King Harsha, who reigned over the kingdom of Kanauj from 606 to 647 CE, composed two Sanskrit plays about the mythical figures of King Udayana, his queen, Vásava·datta, and two of his co-wives. The plays abound in mistaken identities, both political and erotic. The characters masquerade as one another and, occasionally, as themselves, and each play refers simultaneously to itself and to the other.Co-published by New York University Press and the JJC FoundationFor more on this title and other titles in the Clay Sanskrit series, please visit http://www.claysanskritlibrary.org
Plato's best-known work, The Republic was written around 380 BC. Largely a Socratic dialogue concerning justice, the order and character of the just city-state and the just man, it serves as the forerunner for such other classics of political thought as Cicero's De Republica, St. Augustine's City of God, and Thomas More's Utopia. Among the ideas put forth are the eternal conflict between the world of the senses (the cave) and the world of ideas (the world outside the cave), and the philosopher's role as mediator between the two. Also: Kallipolis, a hypothetical city-state ruled by a philosopher king, and the theory of forms, the immortality of the soul, and the role of the philosopher and poetry in society.

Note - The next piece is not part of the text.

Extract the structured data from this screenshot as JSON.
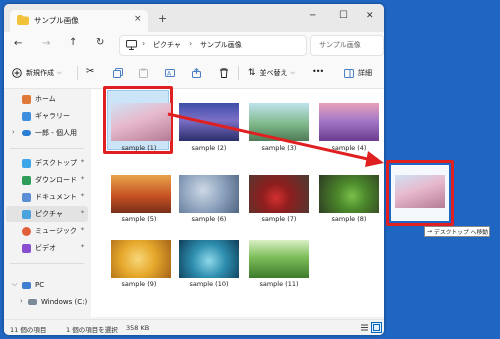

В этом томе представлены работы С. Я. Сендеровича по фольклору. 2-ое исправленное и дополненное издание монографии «Морфологии загадки» посвящено народной загадке из устных традиций, одному из древнейших, быстро исчезающих жанров культуры. Загадка отличается краткостью, эксцентричностью и поэтической интенсивностью. Исследование посвящено реконструкции из дошедшего до нас материала основополагающих особенностей жанра и формулирует результаты в форме своего рода «генетического кода». Подвергаются испытанию общепринятые в среде фольклористов представления и формируется свежий взгляд на строй и жизнь загадки в их взаимосвязи. Загадка предстает как исключительно своеобразная и сложная фигура речи и необходимый институт в жизни древнейшего и традиционного общества. В том включено расследование особенностей и генезиса русской былины – в конфликте с существующими теориями. Включено и совместное с В. В. Ляпуновым исследование структуры и функций плана выражения русской пословицы.